Widespread rain and a few strong thunderstorms are likely on Friday over much of the Big Bend, North, and Central Florida. The strongest storms may produce isolated damaging wind gusts and a low chance for a brief tornado.
The unsettled weather is expected to develop ahead of a gradually intensifying area of low pressure that will move quickly from the northeastern Gulf of Mexico to the Mid-Atlantic states. The Storm Prediction Center has placed portions of the Florida Panhandle and sections of North-Central Florida under a marginal risk for severe thunderstorms on Friday.
Scattered showers are expected to develop across the peninsula Thursday, then increase in coverage and intensity late Thursday night and Friday morning as they expand north to the I-10 corridor. The rain is also forecast to become heavier shortly after sunrise in the Jacksonville and Gainesville areas. Enough unstable air from the Gulf of Mexico may produce a few thunderstorms with gusty winds, as well.
With daytime heating Friday, the storms could intensify near the Tampa/St. Pete metro areas around midday. Winds from the southeast near ground level and from a different direction — from the south a few thousand feet of the above the ground — may create enough rotation for a brief tornado or two.
High resolution model simulations forecast the rain and thunderstorms to move across central Florida during the mid and late afternoon hours. If the air mass becomes unstable enough, a few pockets of damaging wind are possible near Interstate 4 before the heaviest rain departs shortly after sunset.
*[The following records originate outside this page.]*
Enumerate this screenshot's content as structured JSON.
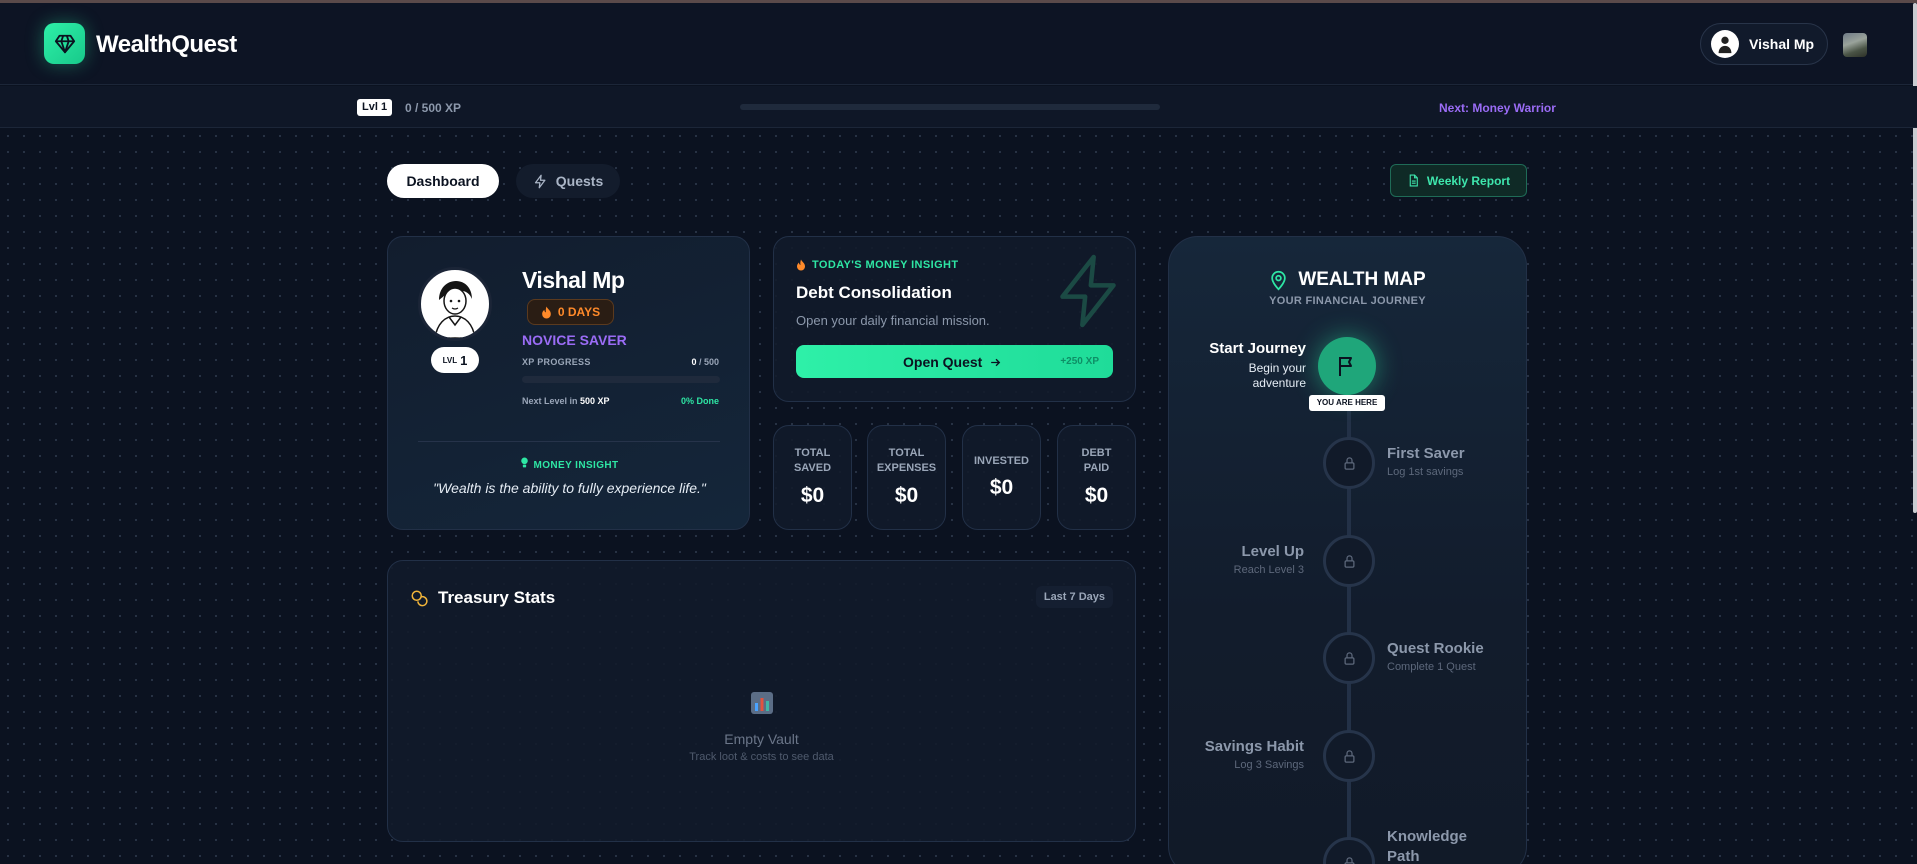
{
  "app": {
    "name": "WealthQuest"
  },
  "header": {
    "user_name": "Vishal Mp"
  },
  "xp_bar": {
    "level_chip": "Lvl 1",
    "xp_text": "0 / 500 XP",
    "progress": 0,
    "next_label": "Next: Money Warrior"
  },
  "tabs": [
    {
      "label": "Dashboard",
      "active": true
    },
    {
      "label": "Quests",
      "active": false
    }
  ],
  "weekly_report_label": "Weekly Report",
  "profile": {
    "name": "Vishal Mp",
    "streak": "0 DAYS",
    "rank": "NOVICE SAVER",
    "level_prefix": "LVL",
    "level": "1",
    "xp_label": "XP PROGRESS",
    "xp_current": "0",
    "xp_total": " / 500",
    "progress": 0,
    "next_level_prefix": "Next Level in ",
    "next_level_xp": "500 XP",
    "done": "0% Done",
    "insight_label": "MONEY INSIGHT",
    "quote": "\"Wealth is the ability to fully experience life.\""
  },
  "insight": {
    "label": "TODAY'S MONEY INSIGHT",
    "title": "Debt Consolidation",
    "subtitle": "Open your daily financial mission.",
    "button": "Open Quest",
    "xp": "+250 XP"
  },
  "stats": [
    {
      "label1": "TOTAL",
      "label2": "SAVED",
      "value": "$0"
    },
    {
      "label1": "TOTAL",
      "label2": "EXPENSES",
      "value": "$0"
    },
    {
      "label1": "INVESTED",
      "label2": "",
      "value": "$0"
    },
    {
      "label1": "DEBT",
      "label2": "PAID",
      "value": "$0"
    }
  ],
  "treasury": {
    "title": "Treasury Stats",
    "range": "Last 7 Days",
    "empty_title": "Empty Vault",
    "empty_sub": "Track loot & costs to see data"
  },
  "wealth_map": {
    "title": "WEALTH MAP",
    "subtitle": "YOUR FINANCIAL JOURNEY",
    "start": {
      "title": "Start Journey",
      "subtitle": "Begin your adventure",
      "tag": "YOU ARE HERE"
    },
    "milestones": [
      {
        "title": "First Saver",
        "subtitle": "Log 1st savings"
      },
      {
        "title": "Level Up",
        "subtitle": "Reach Level 3"
      },
      {
        "title": "Quest Rookie",
        "subtitle": "Complete 1 Quest"
      },
      {
        "title": "Savings Habit",
        "subtitle": "Log 3 Savings"
      },
      {
        "title": "Knowledge Path",
        "subtitle": ""
      }
    ]
  },
  "colors": {
    "accent": "#2ef0a8",
    "purple": "#9b6cf6",
    "orange": "#ff8a2a",
    "background": "#0b1220"
  }
}
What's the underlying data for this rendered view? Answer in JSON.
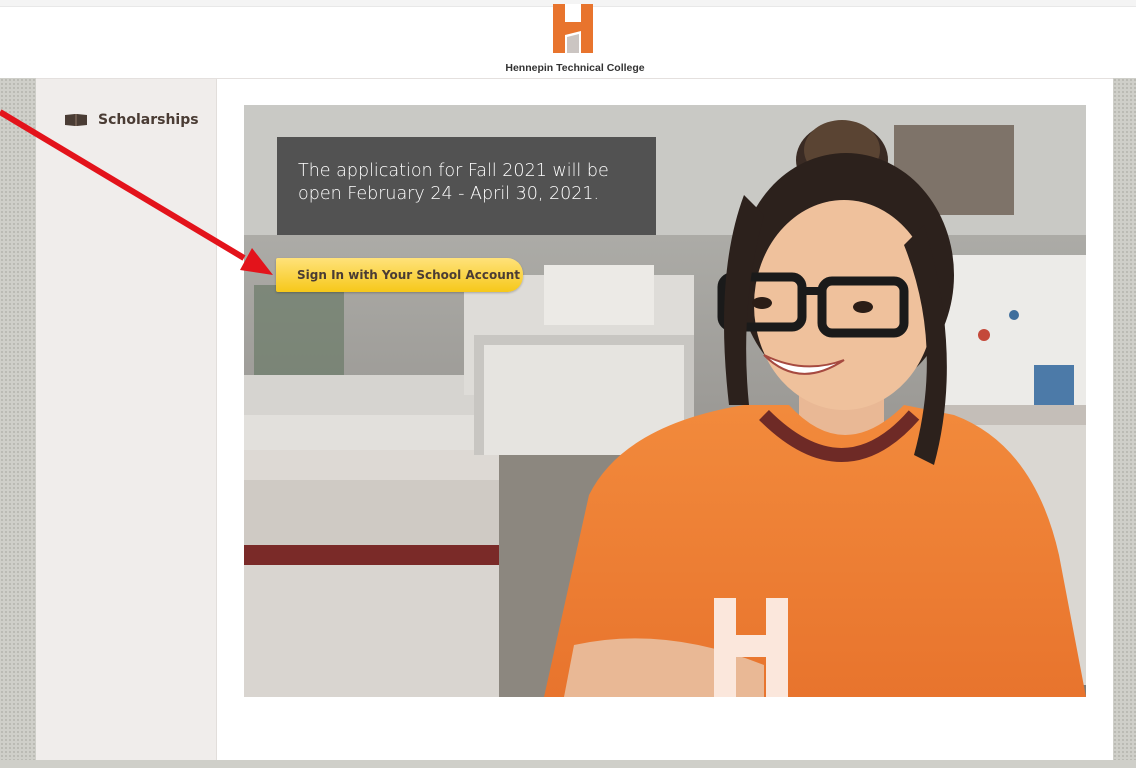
{
  "header": {
    "logo_letter": "H",
    "college_name": "Hennepin Technical College"
  },
  "sidebar": {
    "items": [
      {
        "label": "Scholarships",
        "icon": "book-icon"
      }
    ]
  },
  "hero": {
    "notice_text": "The application for Fall 2021 will be open February 24 - April 30, 2021.",
    "signin_label": "Sign In with Your School Account",
    "shirt_letter": "H"
  },
  "colors": {
    "brand_orange": "#e8742d",
    "button_yellow": "#f6c81a",
    "annotation_red": "#e3131b",
    "sidebar_bg": "#f0edeb"
  }
}
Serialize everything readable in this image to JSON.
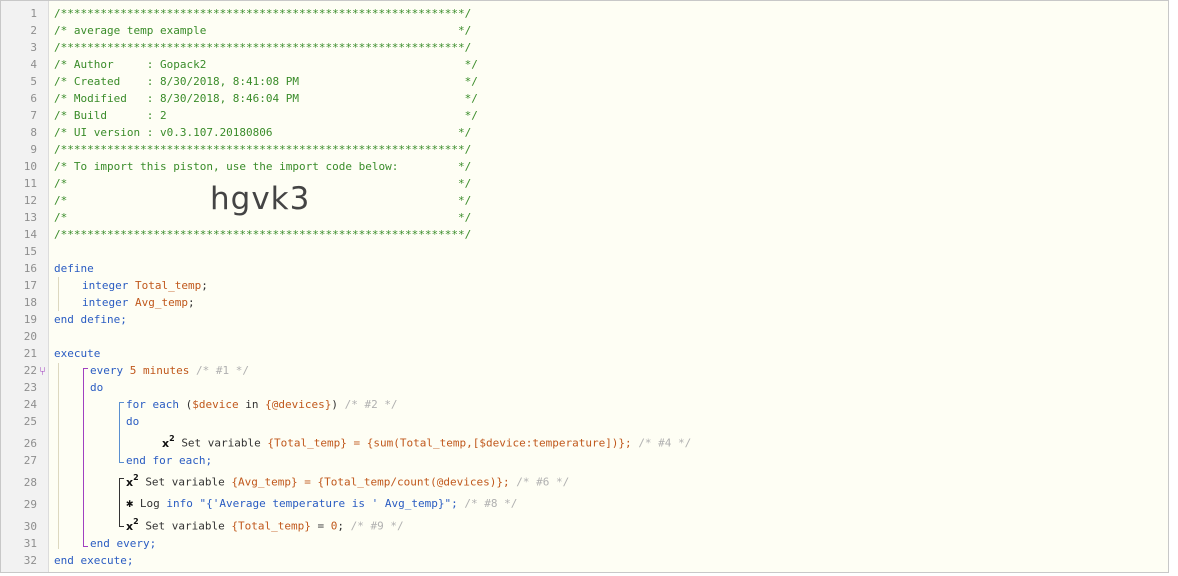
{
  "header": {
    "stars": "/*************************************************************/",
    "title_line": "/* average temp example                                      */",
    "author_line": "/* Author     : Gopack2                                       */",
    "created_line": "/* Created    : 8/30/2018, 8:41:08 PM                         */",
    "modified_line": "/* Modified   : 8/30/2018, 8:46:04 PM                         */",
    "build_line": "/* Build      : 2                                             */",
    "ui_line": "/* UI version : v0.3.107.20180806                            */",
    "import_line": "/* To import this piston, use the import code below:         */",
    "blank_line": "/*                                                           */",
    "import_code": "hgvk3"
  },
  "line_numbers": [
    "1",
    "2",
    "3",
    "4",
    "5",
    "6",
    "7",
    "8",
    "9",
    "10",
    "11",
    "12",
    "13",
    "14",
    "15",
    "16",
    "17",
    "18",
    "19",
    "20",
    "21",
    "22",
    "23",
    "24",
    "25",
    "26",
    "27",
    "28",
    "29",
    "30",
    "31",
    "32"
  ],
  "code": {
    "define": "define",
    "int1_kw": "integer",
    "int1_var": "Total_temp",
    "int2_kw": "integer",
    "int2_var": "Avg_temp",
    "end_define": "end define;",
    "execute": "execute",
    "every_kw": "every",
    "every_num": "5",
    "every_unit": "minutes",
    "every_comment": "/* #1 */",
    "do1": "do",
    "foreach_kw": "for each",
    "foreach_var": "$device",
    "foreach_in": "in",
    "foreach_list": "{@devices}",
    "foreach_comment": "/* #2 */",
    "do2": "do",
    "set1_label": "Set variable",
    "set1_var": "{Total_temp}",
    "set1_expr": "= {sum(Total_temp,[$device:temperature])};",
    "set1_comment": "/* #4 */",
    "end_foreach": "end for each;",
    "set2_label": "Set variable",
    "set2_var": "{Avg_temp}",
    "set2_expr": "= {Total_temp/count(@devices)};",
    "set2_comment": "/* #6 */",
    "log_label": "Log",
    "log_level": "info",
    "log_msg": "\"{'Average temperature is ' Avg_temp}\";",
    "log_comment": "/* #8 */",
    "set3_label": "Set variable",
    "set3_var": "{Total_temp}",
    "set3_eq": "=",
    "set3_val": "0",
    "set3_semi": ";",
    "set3_comment": "/* #9 */",
    "end_every": "end every;",
    "end_execute": "end execute;"
  },
  "colors": {
    "comment": "#3a8c2a",
    "keyword": "#2a5cc2",
    "variable": "#c0581c",
    "faded": "#b0b0b0"
  }
}
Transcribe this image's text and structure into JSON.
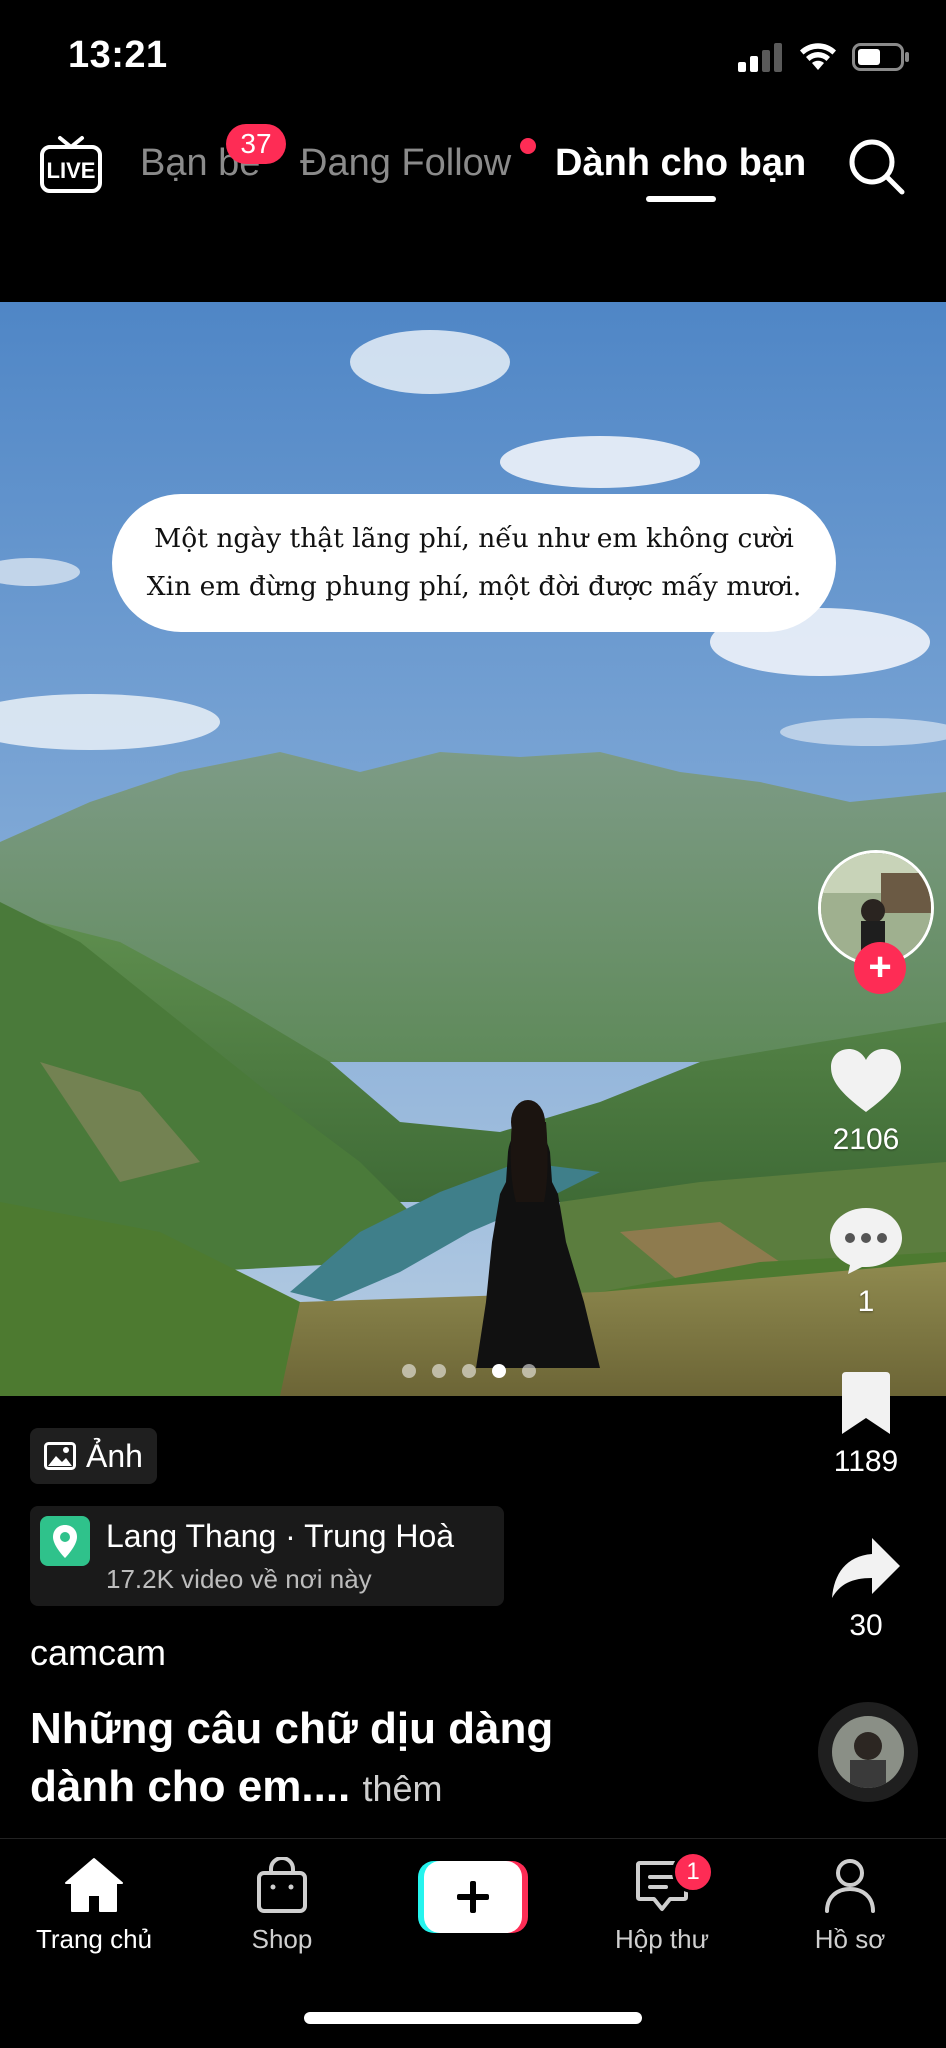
{
  "status_bar": {
    "time": "13:21",
    "icons": [
      "signal-icon",
      "wifi-icon",
      "battery-icon"
    ]
  },
  "top_nav": {
    "live_icon": "live-tv-icon",
    "tabs": [
      {
        "label": "Bạn bè",
        "badge": "37"
      },
      {
        "label": "Đang Follow",
        "dot": true
      },
      {
        "label": "Dành cho bạn",
        "active": true
      }
    ],
    "search_icon": "search-icon"
  },
  "photo": {
    "quote_line1": "Một ngày thật lãng phí, nếu như em không cười",
    "quote_line2": "Xin em đừng phung phí, một đời được mấy mươi.",
    "carousel": {
      "total": 5,
      "active_index": 3
    }
  },
  "actions": {
    "likes": "2106",
    "comments": "1",
    "saves": "1189",
    "shares": "30"
  },
  "post": {
    "type_label": "Ảnh",
    "location_title": "Lang Thang · Trung Hoà",
    "location_sub": "17.2K video về nơi này",
    "username": "camcam",
    "caption": "Những câu chữ dịu dàng dành cho em....",
    "more_label": "thêm"
  },
  "tabbar": {
    "home": "Trang chủ",
    "shop": "Shop",
    "inbox": "Hộp thư",
    "inbox_badge": "1",
    "profile": "Hồ sơ"
  },
  "colors": {
    "accent": "#fe2c55",
    "location_green": "#2fc28b"
  }
}
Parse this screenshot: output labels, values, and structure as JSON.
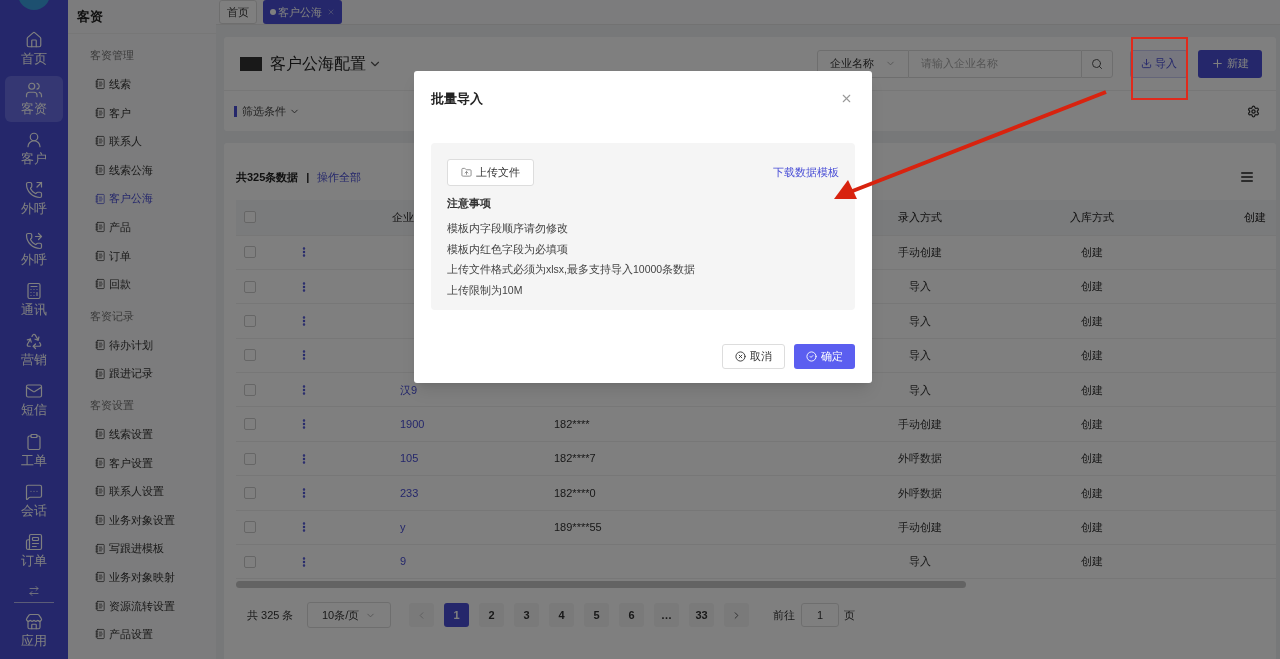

Drought conditions have been improving in recent weeks over the north Florida, but a moderate drought remains over much of the Big Bend and Panhandle areas. 1 to 1.5 inches of rain are forecast in these areas. Abnormally dry conditions have developed over south Florida, where less rain is forecast from this system.